SunPower (NASDAQ:SPWR) survived solar's downturn, falling European subsidies, and the Chinese trade wars. Now the company is in a very strong place, while many of its competitors are struggling with low-efficiency panels and high debt loads.
SunPower continues to drive the industry forward by focusing on lowering solar's levelized cost of energy with innovative solutions like efficient panel-cleaning robots.
In the past, SunPower has had lower margins than First Solar (NASDAQ:FSLR), but things are starting to change. For many years First Solar won the solar wars by focusing on cheap panels with low efficiencies. The problem is that prices have come down so far that the photovoltaic modules have fallen from 67% of a project's total cost in 2008 to just 32% in 2012.
Now, SunPower's high-efficiency panels are flying off the shelf. Its earnings have exploded from a loss of $0.41 per share in the third quarter of 2012 to a profit of $0.89 per share in Q3 2013 and its operating margin is up.
SunPower enjoys a strong advantage with its highly efficient panels. These products require less real estate and fewer inverters to produce equivalent power to less efficient panels. SunPower has played its cards well by focusing on lower total system costs
First Solar and SunPower have already started to diverge. From 2010 to 2012, SunPower's inventory as a percentage of sales decreased from 14.1% to 12%. In the same time period, First Solar's inventory as a percentage of sales increased from 7.8% to 12.9%. In absolute terms, SunPower's inventory has fallen from $313 million in 2010 to $291 million in 2012, while First Solar has seen its inventory more than double from $200 million to $435 million.
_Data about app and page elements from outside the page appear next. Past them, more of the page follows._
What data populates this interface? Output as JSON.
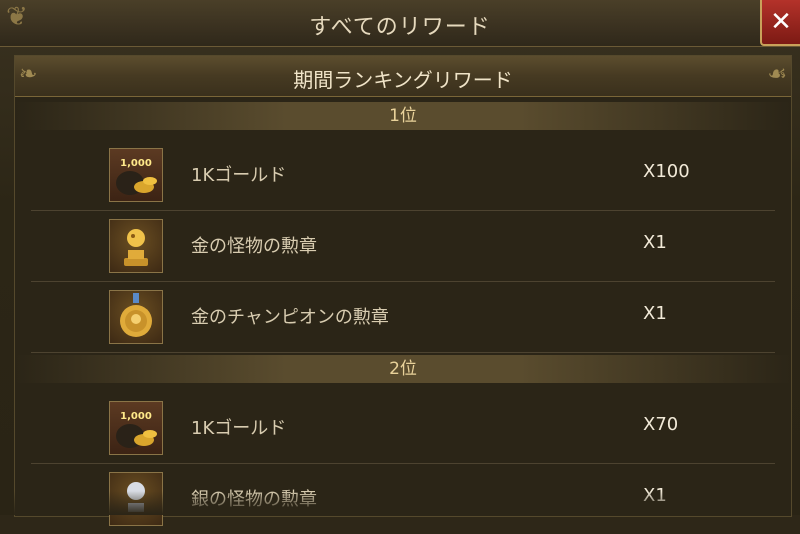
{
  "window": {
    "title": "すべてのリワード",
    "close_label": "✕"
  },
  "panel": {
    "title": "期間ランキングリワード"
  },
  "ranks": [
    {
      "label": "1位",
      "items": [
        {
          "name": "1Kゴールド",
          "qty": "X100",
          "icon": "gold-coins-icon",
          "icon_text": "1,000"
        },
        {
          "name": "金の怪物の勲章",
          "qty": "X1",
          "icon": "gold-monster-medal-icon"
        },
        {
          "name": "金のチャンピオンの勲章",
          "qty": "X1",
          "icon": "gold-champion-medal-icon"
        }
      ]
    },
    {
      "label": "2位",
      "items": [
        {
          "name": "1Kゴールド",
          "qty": "X70",
          "icon": "gold-coins-icon",
          "icon_text": "1,000"
        },
        {
          "name": "銀の怪物の勲章",
          "qty": "X1",
          "icon": "silver-monster-medal-icon"
        }
      ]
    }
  ],
  "colors": {
    "accent_gold": "#e9d29a",
    "close_red": "#b4322a"
  }
}
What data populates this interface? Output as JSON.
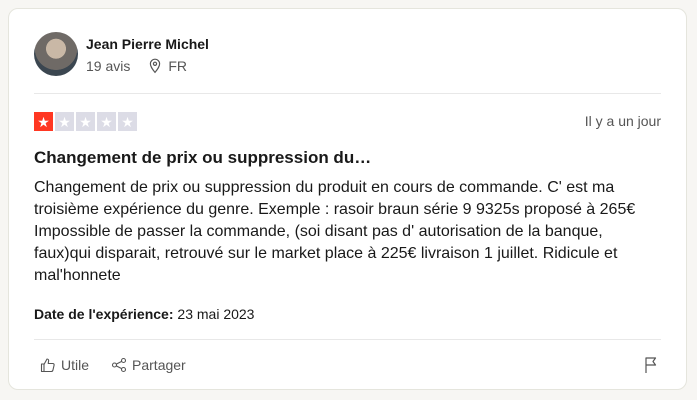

SunPower's sales are so strong that the company is expanding production with 350 megawatts of new production capacity.
The efficiency game
Low efficiencies are holding First Solar back, and the company is working with General Electric to turn things around. It hopes to reach panel efficiencies of around 17% by the end of 2016, but SunPower is aiming for 23% efficiency with its X-Series panels by 2015.
SunPower's acquisition of the robotic solar-panel cleaner Greenbotics is a natural extension of the company's goal to make solar as cost effective. This is a great example of SunPower stepping outside of its core manufacturing competencies to boost its overall product line.
The robot reduces the amount of water required to clean a solar panel by 90% compared to traditional methods, providing a considerable decrease in operational and maintenance costs in dry desert regions.
The Middle Kingdom
Beijing recently decided that manufacturers need to spend 3% of annual revenue or a minimum of $1.6 million a year on research and development. For heavily indebted Chinese manufactures struggling with continual losses, these new R&D requirements are only one more headache. The insolvency of Suntech shows that Beijing is willing to let companies go bankrupt.
LDK Solar's sales have collapsed. In 2012, the company posted a gross operating loss of $90 million. It is only a few steps away from bankruptcy with more debt than it can handle. At the end of 2012, it had $5.5 billion in total liabilities against $5 billion in current assets. It is only a matter of time before LDK Solar closes its doors, and required R&D spending only speeds up the inevitable.
JA Solar is also in a tough spot. At the end of 2012, its total liabilities were still less than its total assets, but it posted losses from continued operations of $91 million in 2011 and a loss of $266 million in 2012.
The company recently announced that it has pushed its panels beyond 20% efficiency, but this is a muted victory seeing as SunPower's X-Series panels are already 21.5% efficient. With expected losses in 2014, it's best to stay away from JA Solar for now.
SunPower is making solar power more economical with everything from new solar panel cleaning robots to more efficient panels. Now it is expanding capacity while its inventory is falling. SunPower is one of the best solar manufacturers around as competitors like First Solar, LDK Solar, and JA Solar try to catch up.
Joshua Bondy has no position in any stocks mentioned. The Motley Fool has no position in any of the stocks mentioned. Try any of our Foolish newsletter services free for 30 days. We Fools may not all hold the same opinions, but we all believe that considering a diverse range of insights makes us better investors. The Motley Fool has a disclosure policy.